Supplied data START

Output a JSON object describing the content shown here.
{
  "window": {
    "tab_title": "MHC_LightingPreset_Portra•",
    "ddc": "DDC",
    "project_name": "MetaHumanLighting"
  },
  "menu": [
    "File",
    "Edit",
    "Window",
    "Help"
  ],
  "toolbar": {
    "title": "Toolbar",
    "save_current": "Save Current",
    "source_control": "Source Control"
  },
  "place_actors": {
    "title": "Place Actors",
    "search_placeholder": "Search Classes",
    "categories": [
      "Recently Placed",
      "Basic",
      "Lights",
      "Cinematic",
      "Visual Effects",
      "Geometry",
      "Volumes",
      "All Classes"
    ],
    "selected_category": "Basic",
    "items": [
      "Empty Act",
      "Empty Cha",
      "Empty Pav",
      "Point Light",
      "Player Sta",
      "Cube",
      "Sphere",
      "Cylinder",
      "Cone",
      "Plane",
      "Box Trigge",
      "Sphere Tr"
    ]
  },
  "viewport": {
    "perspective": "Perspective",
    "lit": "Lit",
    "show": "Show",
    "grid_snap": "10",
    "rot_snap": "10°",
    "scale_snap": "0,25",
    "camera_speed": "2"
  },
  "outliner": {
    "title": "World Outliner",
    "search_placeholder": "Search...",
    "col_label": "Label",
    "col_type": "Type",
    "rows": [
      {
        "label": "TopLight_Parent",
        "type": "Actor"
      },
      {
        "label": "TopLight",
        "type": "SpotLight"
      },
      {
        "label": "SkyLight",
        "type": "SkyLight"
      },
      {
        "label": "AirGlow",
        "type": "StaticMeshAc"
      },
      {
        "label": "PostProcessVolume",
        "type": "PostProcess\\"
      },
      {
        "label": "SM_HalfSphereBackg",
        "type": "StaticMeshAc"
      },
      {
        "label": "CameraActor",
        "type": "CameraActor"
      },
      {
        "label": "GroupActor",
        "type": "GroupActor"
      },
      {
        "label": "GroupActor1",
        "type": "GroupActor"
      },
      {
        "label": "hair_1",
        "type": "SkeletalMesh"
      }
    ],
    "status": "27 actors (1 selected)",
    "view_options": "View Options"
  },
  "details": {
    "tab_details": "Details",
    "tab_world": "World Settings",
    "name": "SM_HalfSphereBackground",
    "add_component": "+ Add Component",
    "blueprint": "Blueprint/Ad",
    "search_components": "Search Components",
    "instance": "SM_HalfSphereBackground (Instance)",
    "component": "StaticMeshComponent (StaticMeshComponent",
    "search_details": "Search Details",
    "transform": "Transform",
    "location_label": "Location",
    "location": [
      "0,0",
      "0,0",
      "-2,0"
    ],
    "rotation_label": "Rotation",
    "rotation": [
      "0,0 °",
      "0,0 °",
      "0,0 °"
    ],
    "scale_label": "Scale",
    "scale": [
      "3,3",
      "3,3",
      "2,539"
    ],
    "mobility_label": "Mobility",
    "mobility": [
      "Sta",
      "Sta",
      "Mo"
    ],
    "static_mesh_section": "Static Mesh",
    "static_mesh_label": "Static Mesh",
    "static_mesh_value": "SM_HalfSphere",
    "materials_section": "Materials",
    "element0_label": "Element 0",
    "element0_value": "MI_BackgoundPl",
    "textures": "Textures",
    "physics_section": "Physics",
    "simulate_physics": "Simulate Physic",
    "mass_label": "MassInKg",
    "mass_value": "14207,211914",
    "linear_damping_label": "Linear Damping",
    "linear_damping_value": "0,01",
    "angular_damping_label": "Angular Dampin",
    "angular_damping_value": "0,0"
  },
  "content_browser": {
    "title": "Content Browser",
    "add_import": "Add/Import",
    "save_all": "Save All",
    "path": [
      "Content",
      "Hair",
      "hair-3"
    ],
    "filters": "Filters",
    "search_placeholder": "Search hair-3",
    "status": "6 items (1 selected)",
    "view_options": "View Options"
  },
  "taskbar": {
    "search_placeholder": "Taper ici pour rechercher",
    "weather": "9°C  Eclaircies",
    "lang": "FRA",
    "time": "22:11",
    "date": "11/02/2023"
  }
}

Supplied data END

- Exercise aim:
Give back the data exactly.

- Answer below:
Output a JSON object describing the content shown here.
{
  "window": {
    "tab_title": "MHC_LightingPreset_Portra•",
    "ddc": "DDC",
    "project_name": "MetaHumanLighting"
  },
  "menu": [
    "File",
    "Edit",
    "Window",
    "Help"
  ],
  "toolbar": {
    "title": "Toolbar",
    "save_current": "Save Current",
    "source_control": "Source Control"
  },
  "place_actors": {
    "title": "Place Actors",
    "search_placeholder": "Search Classes",
    "categories": [
      "Recently Placed",
      "Basic",
      "Lights",
      "Cinematic",
      "Visual Effects",
      "Geometry",
      "Volumes",
      "All Classes"
    ],
    "selected_category": "Basic",
    "items": [
      "Empty Act",
      "Empty Cha",
      "Empty Pav",
      "Point Light",
      "Player Sta",
      "Cube",
      "Sphere",
      "Cylinder",
      "Cone",
      "Plane",
      "Box Trigge",
      "Sphere Tr"
    ]
  },
  "viewport": {
    "perspective": "Perspective",
    "lit": "Lit",
    "show": "Show",
    "grid_snap": "10",
    "rot_snap": "10°",
    "scale_snap": "0,25",
    "camera_speed": "2"
  },
  "outliner": {
    "title": "World Outliner",
    "search_placeholder": "Search...",
    "col_label": "Label",
    "col_type": "Type",
    "rows": [
      {
        "label": "TopLight_Parent",
        "type": "Actor"
      },
      {
        "label": "TopLight",
        "type": "SpotLight"
      },
      {
        "label": "SkyLight",
        "type": "SkyLight"
      },
      {
        "label": "AirGlow",
        "type": "StaticMeshAc"
      },
      {
        "label": "PostProcessVolume",
        "type": "PostProcess\\"
      },
      {
        "label": "SM_HalfSphereBackg",
        "type": "StaticMeshAc"
      },
      {
        "label": "CameraActor",
        "type": "CameraActor"
      },
      {
        "label": "GroupActor",
        "type": "GroupActor"
      },
      {
        "label": "GroupActor1",
        "type": "GroupActor"
      },
      {
        "label": "hair_1",
        "type": "SkeletalMesh"
      }
    ],
    "status": "27 actors (1 selected)",
    "view_options": "View Options"
  },
  "details": {
    "tab_details": "Details",
    "tab_world": "World Settings",
    "name": "SM_HalfSphereBackground",
    "add_component": "+ Add Component",
    "blueprint": "Blueprint/Ad",
    "search_components": "Search Components",
    "instance": "SM_HalfSphereBackground (Instance)",
    "component": "StaticMeshComponent (StaticMeshComponent",
    "search_details": "Search Details",
    "transform": "Transform",
    "location_label": "Location",
    "location": [
      "0,0",
      "0,0",
      "-2,0"
    ],
    "rotation_label": "Rotation",
    "rotation": [
      "0,0 °",
      "0,0 °",
      "0,0 °"
    ],
    "scale_label": "Scale",
    "scale": [
      "3,3",
      "3,3",
      "2,539"
    ],
    "mobility_label": "Mobility",
    "mobility": [
      "Sta",
      "Sta",
      "Mo"
    ],
    "static_mesh_section": "Static Mesh",
    "static_mesh_label": "Static Mesh",
    "static_mesh_value": "SM_HalfSphere",
    "materials_section": "Materials",
    "element0_label": "Element 0",
    "element0_value": "MI_BackgoundPl",
    "textures": "Textures",
    "physics_section": "Physics",
    "simulate_physics": "Simulate Physic",
    "mass_label": "MassInKg",
    "mass_value": "14207,211914",
    "linear_damping_label": "Linear Damping",
    "linear_damping_value": "0,01",
    "angular_damping_label": "Angular Dampin",
    "angular_damping_value": "0,0"
  },
  "content_browser": {
    "title": "Content Browser",
    "add_import": "Add/Import",
    "save_all": "Save All",
    "path": [
      "Content",
      "Hair",
      "hair-3"
    ],
    "filters": "Filters",
    "search_placeholder": "Search hair-3",
    "status": "6 items (1 selected)",
    "view_options": "View Options"
  },
  "taskbar": {
    "search_placeholder": "Taper ici pour rechercher",
    "weather": "9°C  Eclaircies",
    "lang": "FRA",
    "time": "22:11",
    "date": "11/02/2023"
  }
}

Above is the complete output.